NASA’s Newest Spacecraft will Explore the Galaxy in Search of Undiscovered Planets
We are in an exciting time during the age of space exploration, as NASA launches a new exoplanet hunter that will be search for previously unknown worlds. Known as the Transiting Exoplanet Survey Satellite, or TESS for short, the futuristic spacecraft will venture out into the cosmos to discover potentially life-harboring planets. TESS lifted off from Cape Canaveral Air Force Station, and separated from it rocket ride after a 49 minute launch.
TESS is taking over as NASA’s old exoplanet hunter, Kepler, runs out of fuel in the coming months. While Kepler’s goal was to simply locate exoplanets (which it was very successful in), TESS will be searching for planets closer to stars similar to Earth in composition, allowing for NASA researchers to study whether these planets are capable of supporting life.
Over the next two years, TESS will scan over 200,000 nearby stars, and look for the telltale dimming that displays evidence of exoplanets. This occurs when an exoplanet, which is incredibly difficult to spot, continues its orbit in front of its star, resulting in telescopes being able to determine the size and composition of the celestial body. From there, TESS will analyze whether these exoplanets are small and mostly rocky, similar to that of Earth. One of the exciting aspects about TESS is that it will be capable of scanning a field of view that is 400 times bigger than Kepler, allowing for a more accelerated research process.
TESS will utilize four cameras, and will focus on just one patch of the sky for a total of 27 days before moving on to the next patch. The types of worlds that TESS will most likely find are those that are orbiting small stars called red dwarfs, which are quite abundant throughout the galaxy.
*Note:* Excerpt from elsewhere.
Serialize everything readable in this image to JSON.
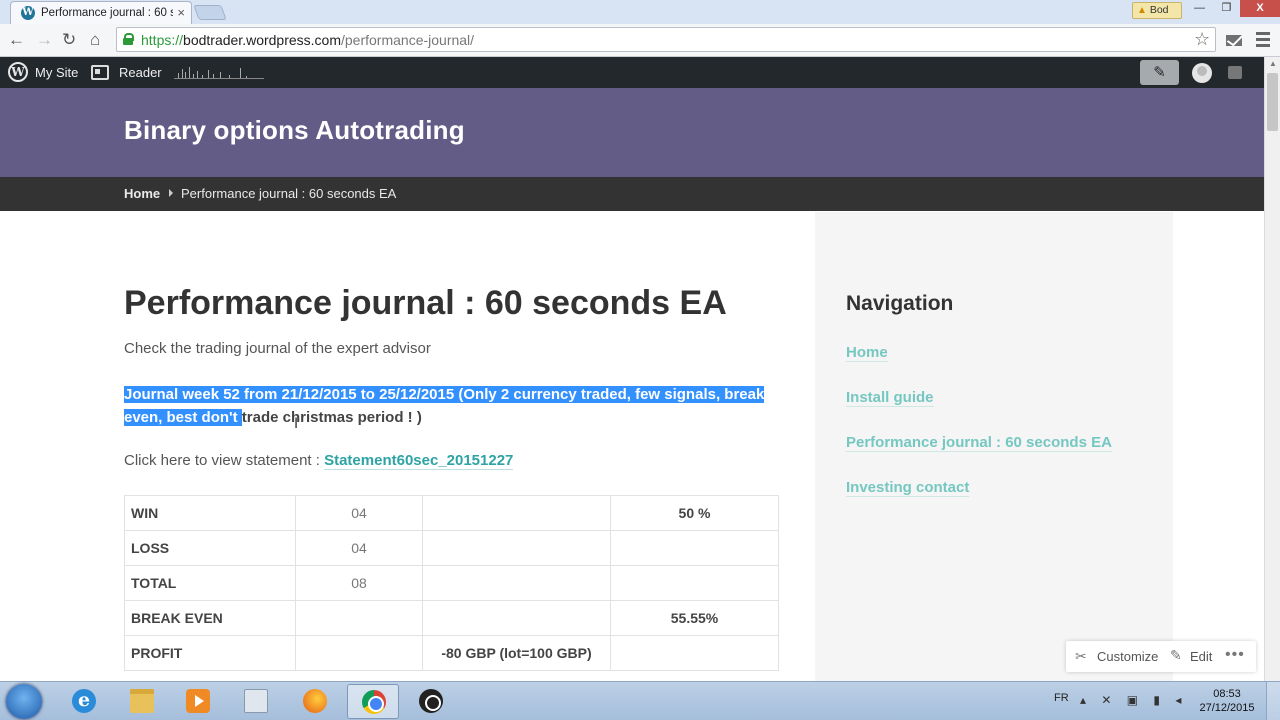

Since red dwarfs emit much less energy than our sun, these planets will orbit these stars much closer, meaning a year in our time on these planets would only last a dozen or so days.
Sara Seager, a planetary scientist at MIT and deputy science director for TESS, told The Verge, “They’re not going to be Earth-like, but what’s so interesting is that we don’t really know what we’re going to find.” She says she is also excited at the possibility of discovering super-Earths, which are strange in-between planets that are two to three times the size of Earth, while still maintaining a rocky composition.
When NASA’s next big space observatory, the James Webb Space Telescope, comes online, astronomers will be able to make use of its powerful telescopes to actually peer into the atmosphere exoplanets discovered by TESS. However, the James Webb Telescope is set to launch in 2020, so we have a little bit of time before we can do such things. In the meantime, be on the lookout for a wide range of newly discovered planets by TESS. Soon, we will have an extensive catalogue of new planets that will be the focus of future studies.